─── RECORDS TO PROCESS
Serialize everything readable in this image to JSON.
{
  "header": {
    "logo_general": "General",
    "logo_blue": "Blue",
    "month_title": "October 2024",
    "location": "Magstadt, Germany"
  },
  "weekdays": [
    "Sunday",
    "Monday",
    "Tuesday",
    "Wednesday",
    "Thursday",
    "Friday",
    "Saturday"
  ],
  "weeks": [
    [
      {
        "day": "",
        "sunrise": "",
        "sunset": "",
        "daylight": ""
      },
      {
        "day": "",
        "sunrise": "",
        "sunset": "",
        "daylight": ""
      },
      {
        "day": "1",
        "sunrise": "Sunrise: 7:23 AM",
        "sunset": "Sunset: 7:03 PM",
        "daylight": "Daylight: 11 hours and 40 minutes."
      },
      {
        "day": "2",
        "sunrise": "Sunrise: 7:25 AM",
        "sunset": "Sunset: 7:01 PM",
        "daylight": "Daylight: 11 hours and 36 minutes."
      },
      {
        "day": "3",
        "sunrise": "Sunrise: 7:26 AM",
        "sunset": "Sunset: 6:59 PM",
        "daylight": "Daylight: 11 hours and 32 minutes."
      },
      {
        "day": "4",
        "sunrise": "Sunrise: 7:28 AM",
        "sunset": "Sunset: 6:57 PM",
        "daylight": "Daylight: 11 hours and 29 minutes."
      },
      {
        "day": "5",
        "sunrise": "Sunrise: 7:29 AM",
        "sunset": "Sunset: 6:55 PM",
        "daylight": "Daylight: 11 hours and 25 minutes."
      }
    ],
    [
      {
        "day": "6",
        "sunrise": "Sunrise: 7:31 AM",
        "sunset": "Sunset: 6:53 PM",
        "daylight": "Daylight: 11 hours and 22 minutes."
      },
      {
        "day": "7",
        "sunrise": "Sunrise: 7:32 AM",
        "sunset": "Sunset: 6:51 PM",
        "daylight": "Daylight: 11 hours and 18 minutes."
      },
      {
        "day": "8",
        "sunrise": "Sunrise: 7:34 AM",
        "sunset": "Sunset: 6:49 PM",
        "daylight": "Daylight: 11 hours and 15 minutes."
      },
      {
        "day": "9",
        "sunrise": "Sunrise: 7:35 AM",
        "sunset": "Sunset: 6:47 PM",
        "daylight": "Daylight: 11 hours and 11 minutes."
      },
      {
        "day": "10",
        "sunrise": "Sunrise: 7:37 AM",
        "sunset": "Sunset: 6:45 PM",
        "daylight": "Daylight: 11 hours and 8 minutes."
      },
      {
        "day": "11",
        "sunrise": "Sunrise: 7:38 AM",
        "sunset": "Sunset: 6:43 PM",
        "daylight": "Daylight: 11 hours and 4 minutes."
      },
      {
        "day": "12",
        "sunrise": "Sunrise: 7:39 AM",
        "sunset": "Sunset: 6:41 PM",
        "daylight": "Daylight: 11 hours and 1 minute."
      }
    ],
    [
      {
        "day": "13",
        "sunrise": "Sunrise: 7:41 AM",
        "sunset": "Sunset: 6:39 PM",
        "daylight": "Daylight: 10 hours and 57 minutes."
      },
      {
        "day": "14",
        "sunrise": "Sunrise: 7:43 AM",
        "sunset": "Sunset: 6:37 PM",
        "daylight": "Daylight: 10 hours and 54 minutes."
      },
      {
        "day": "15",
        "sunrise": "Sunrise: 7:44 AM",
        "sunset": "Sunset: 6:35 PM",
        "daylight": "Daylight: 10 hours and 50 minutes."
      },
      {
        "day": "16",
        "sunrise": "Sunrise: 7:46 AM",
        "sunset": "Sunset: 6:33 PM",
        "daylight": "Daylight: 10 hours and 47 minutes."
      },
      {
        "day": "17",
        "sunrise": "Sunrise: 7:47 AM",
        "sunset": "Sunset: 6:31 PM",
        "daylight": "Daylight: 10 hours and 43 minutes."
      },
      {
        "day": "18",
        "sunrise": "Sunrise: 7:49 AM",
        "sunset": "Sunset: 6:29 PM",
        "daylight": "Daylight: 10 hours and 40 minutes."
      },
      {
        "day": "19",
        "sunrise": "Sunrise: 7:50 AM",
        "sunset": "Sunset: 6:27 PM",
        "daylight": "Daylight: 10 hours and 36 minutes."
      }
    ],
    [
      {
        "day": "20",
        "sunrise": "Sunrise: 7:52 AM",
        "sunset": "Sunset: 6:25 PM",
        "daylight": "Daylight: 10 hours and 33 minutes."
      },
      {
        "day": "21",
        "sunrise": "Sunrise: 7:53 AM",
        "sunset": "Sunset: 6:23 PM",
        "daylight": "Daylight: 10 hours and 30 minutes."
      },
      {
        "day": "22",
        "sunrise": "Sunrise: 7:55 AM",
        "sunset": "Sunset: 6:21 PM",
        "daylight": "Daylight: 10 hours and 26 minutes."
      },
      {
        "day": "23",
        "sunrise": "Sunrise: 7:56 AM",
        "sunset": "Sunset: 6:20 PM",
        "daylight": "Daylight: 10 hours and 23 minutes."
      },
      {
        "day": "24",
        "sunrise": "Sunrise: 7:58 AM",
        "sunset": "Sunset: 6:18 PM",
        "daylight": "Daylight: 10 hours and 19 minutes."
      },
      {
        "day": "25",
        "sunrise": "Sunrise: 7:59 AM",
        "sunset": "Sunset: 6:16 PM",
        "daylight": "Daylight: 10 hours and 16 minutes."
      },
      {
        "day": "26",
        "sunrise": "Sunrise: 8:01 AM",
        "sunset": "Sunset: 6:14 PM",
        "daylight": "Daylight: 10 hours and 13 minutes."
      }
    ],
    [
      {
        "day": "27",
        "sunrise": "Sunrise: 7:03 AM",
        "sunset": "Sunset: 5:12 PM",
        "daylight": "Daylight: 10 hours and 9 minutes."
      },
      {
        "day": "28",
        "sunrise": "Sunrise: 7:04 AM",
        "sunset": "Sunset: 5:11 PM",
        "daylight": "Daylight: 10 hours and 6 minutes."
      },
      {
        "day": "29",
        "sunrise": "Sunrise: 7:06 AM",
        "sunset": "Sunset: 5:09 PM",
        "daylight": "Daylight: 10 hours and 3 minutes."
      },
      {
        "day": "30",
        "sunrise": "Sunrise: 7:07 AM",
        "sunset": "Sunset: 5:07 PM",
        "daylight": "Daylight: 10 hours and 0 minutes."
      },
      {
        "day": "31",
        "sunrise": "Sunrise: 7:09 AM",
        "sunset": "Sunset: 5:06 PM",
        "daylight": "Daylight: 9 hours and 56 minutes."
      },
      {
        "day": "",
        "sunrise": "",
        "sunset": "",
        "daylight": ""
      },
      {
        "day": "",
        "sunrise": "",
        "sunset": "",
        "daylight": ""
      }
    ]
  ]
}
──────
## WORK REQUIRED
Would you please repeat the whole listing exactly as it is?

## ANSWER FOR THIS EXERCISE
Serialize everything readable in this image to JSON.
{
  "header": {
    "logo_general": "General",
    "logo_blue": "Blue",
    "month_title": "October 2024",
    "location": "Magstadt, Germany"
  },
  "weekdays": [
    "Sunday",
    "Monday",
    "Tuesday",
    "Wednesday",
    "Thursday",
    "Friday",
    "Saturday"
  ],
  "weeks": [
    [
      {
        "day": "",
        "sunrise": "",
        "sunset": "",
        "daylight": ""
      },
      {
        "day": "",
        "sunrise": "",
        "sunset": "",
        "daylight": ""
      },
      {
        "day": "1",
        "sunrise": "Sunrise: 7:23 AM",
        "sunset": "Sunset: 7:03 PM",
        "daylight": "Daylight: 11 hours and 40 minutes."
      },
      {
        "day": "2",
        "sunrise": "Sunrise: 7:25 AM",
        "sunset": "Sunset: 7:01 PM",
        "daylight": "Daylight: 11 hours and 36 minutes."
      },
      {
        "day": "3",
        "sunrise": "Sunrise: 7:26 AM",
        "sunset": "Sunset: 6:59 PM",
        "daylight": "Daylight: 11 hours and 32 minutes."
      },
      {
        "day": "4",
        "sunrise": "Sunrise: 7:28 AM",
        "sunset": "Sunset: 6:57 PM",
        "daylight": "Daylight: 11 hours and 29 minutes."
      },
      {
        "day": "5",
        "sunrise": "Sunrise: 7:29 AM",
        "sunset": "Sunset: 6:55 PM",
        "daylight": "Daylight: 11 hours and 25 minutes."
      }
    ],
    [
      {
        "day": "6",
        "sunrise": "Sunrise: 7:31 AM",
        "sunset": "Sunset: 6:53 PM",
        "daylight": "Daylight: 11 hours and 22 minutes."
      },
      {
        "day": "7",
        "sunrise": "Sunrise: 7:32 AM",
        "sunset": "Sunset: 6:51 PM",
        "daylight": "Daylight: 11 hours and 18 minutes."
      },
      {
        "day": "8",
        "sunrise": "Sunrise: 7:34 AM",
        "sunset": "Sunset: 6:49 PM",
        "daylight": "Daylight: 11 hours and 15 minutes."
      },
      {
        "day": "9",
        "sunrise": "Sunrise: 7:35 AM",
        "sunset": "Sunset: 6:47 PM",
        "daylight": "Daylight: 11 hours and 11 minutes."
      },
      {
        "day": "10",
        "sunrise": "Sunrise: 7:37 AM",
        "sunset": "Sunset: 6:45 PM",
        "daylight": "Daylight: 11 hours and 8 minutes."
      },
      {
        "day": "11",
        "sunrise": "Sunrise: 7:38 AM",
        "sunset": "Sunset: 6:43 PM",
        "daylight": "Daylight: 11 hours and 4 minutes."
      },
      {
        "day": "12",
        "sunrise": "Sunrise: 7:39 AM",
        "sunset": "Sunset: 6:41 PM",
        "daylight": "Daylight: 11 hours and 1 minute."
      }
    ],
    [
      {
        "day": "13",
        "sunrise": "Sunrise: 7:41 AM",
        "sunset": "Sunset: 6:39 PM",
        "daylight": "Daylight: 10 hours and 57 minutes."
      },
      {
        "day": "14",
        "sunrise": "Sunrise: 7:43 AM",
        "sunset": "Sunset: 6:37 PM",
        "daylight": "Daylight: 10 hours and 54 minutes."
      },
      {
        "day": "15",
        "sunrise": "Sunrise: 7:44 AM",
        "sunset": "Sunset: 6:35 PM",
        "daylight": "Daylight: 10 hours and 50 minutes."
      },
      {
        "day": "16",
        "sunrise": "Sunrise: 7:46 AM",
        "sunset": "Sunset: 6:33 PM",
        "daylight": "Daylight: 10 hours and 47 minutes."
      },
      {
        "day": "17",
        "sunrise": "Sunrise: 7:47 AM",
        "sunset": "Sunset: 6:31 PM",
        "daylight": "Daylight: 10 hours and 43 minutes."
      },
      {
        "day": "18",
        "sunrise": "Sunrise: 7:49 AM",
        "sunset": "Sunset: 6:29 PM",
        "daylight": "Daylight: 10 hours and 40 minutes."
      },
      {
        "day": "19",
        "sunrise": "Sunrise: 7:50 AM",
        "sunset": "Sunset: 6:27 PM",
        "daylight": "Daylight: 10 hours and 36 minutes."
      }
    ],
    [
      {
        "day": "20",
        "sunrise": "Sunrise: 7:52 AM",
        "sunset": "Sunset: 6:25 PM",
        "daylight": "Daylight: 10 hours and 33 minutes."
      },
      {
        "day": "21",
        "sunrise": "Sunrise: 7:53 AM",
        "sunset": "Sunset: 6:23 PM",
        "daylight": "Daylight: 10 hours and 30 minutes."
      },
      {
        "day": "22",
        "sunrise": "Sunrise: 7:55 AM",
        "sunset": "Sunset: 6:21 PM",
        "daylight": "Daylight: 10 hours and 26 minutes."
      },
      {
        "day": "23",
        "sunrise": "Sunrise: 7:56 AM",
        "sunset": "Sunset: 6:20 PM",
        "daylight": "Daylight: 10 hours and 23 minutes."
      },
      {
        "day": "24",
        "sunrise": "Sunrise: 7:58 AM",
        "sunset": "Sunset: 6:18 PM",
        "daylight": "Daylight: 10 hours and 19 minutes."
      },
      {
        "day": "25",
        "sunrise": "Sunrise: 7:59 AM",
        "sunset": "Sunset: 6:16 PM",
        "daylight": "Daylight: 10 hours and 16 minutes."
      },
      {
        "day": "26",
        "sunrise": "Sunrise: 8:01 AM",
        "sunset": "Sunset: 6:14 PM",
        "daylight": "Daylight: 10 hours and 13 minutes."
      }
    ],
    [
      {
        "day": "27",
        "sunrise": "Sunrise: 7:03 AM",
        "sunset": "Sunset: 5:12 PM",
        "daylight": "Daylight: 10 hours and 9 minutes."
      },
      {
        "day": "28",
        "sunrise": "Sunrise: 7:04 AM",
        "sunset": "Sunset: 5:11 PM",
        "daylight": "Daylight: 10 hours and 6 minutes."
      },
      {
        "day": "29",
        "sunrise": "Sunrise: 7:06 AM",
        "sunset": "Sunset: 5:09 PM",
        "daylight": "Daylight: 10 hours and 3 minutes."
      },
      {
        "day": "30",
        "sunrise": "Sunrise: 7:07 AM",
        "sunset": "Sunset: 5:07 PM",
        "daylight": "Daylight: 10 hours and 0 minutes."
      },
      {
        "day": "31",
        "sunrise": "Sunrise: 7:09 AM",
        "sunset": "Sunset: 5:06 PM",
        "daylight": "Daylight: 9 hours and 56 minutes."
      },
      {
        "day": "",
        "sunrise": "",
        "sunset": "",
        "daylight": ""
      },
      {
        "day": "",
        "sunrise": "",
        "sunset": "",
        "daylight": ""
      }
    ]
  ]
}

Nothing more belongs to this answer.